Purchase this article with an account.
A. Fernandes, H. Yin, A.E. Faulkner, P.M. Iuvone, R.W. Williams, F. Schaeffel, M.T. Pardue; Mouse Model With ON Pathway Defect Has Increased Susceptibility to Form Deprivation Myopia . Invest. Ophthalmol. Vis. Sci. 2005;46(13):2280.
Download citation file:
© ARVO (1962-2015); The Authors (2016-present)

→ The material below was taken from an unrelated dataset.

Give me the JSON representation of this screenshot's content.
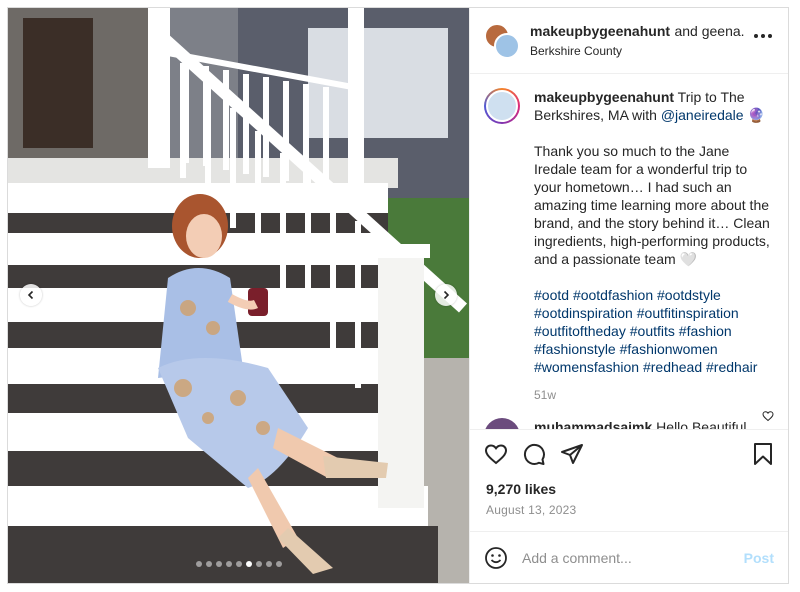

Purpose: Recent studies have shown that C57BL/6J mice respond to form deprivation with myopic shifts in refraction and increased axial length as demonstrated in many other species. The nob mouse is a model of the complete form of X–linked congenital stationary night blindness (CSNB1). This condition is associated with the absence of the ERG b–wave caused by a defect in the rod ON–pathway. In humans, CSNB1 is also associated with a high degree of myopia. While nob mice have been shown to have normal refractive development, we tested whether nob mice would have an increased susceptibility to form deprivation myopia, given their phenotypic similarities to CSNB1. Methods: Pigmented nob and wild–type C57BL/6J mice were fitted with monocular diffuser goggles at 28 days of age. Mice were refracted with an automated eccentric infrared photorefractor between 2 and 8 weeks post–goggling. Data from goggled eyes were compared to the opposite unmanipulated eyes as well to the eyes of age– and strain–matched ungoggled mice. Results: After only 2 weeks of diffusion, 100% of goggled nob eyes had already developed significant myopic shifts in refraction compared to unmanipulated and control eyes. At 4 weeks post–goggling the myopic shift measured in nob mice was 3X larger than that measured in C57BL/6 mice. After 8 weeks of diffusion, only 80% of the goggled C57BL/6 eyes had developed significant myopic shifts compared to control eyes. Conclusions: Nob mice develop larger and faster myopic shifts after form deprivation than C57BL/6J mice, suggesting an increased susceptibility to form deprivation myopia. Although nob mice have normal refractive development under standard visual conditions, the ON–pathway defect may potentiate the environmental influences that lead to abnormal refractive development.
This PDF is available to Subscribers Only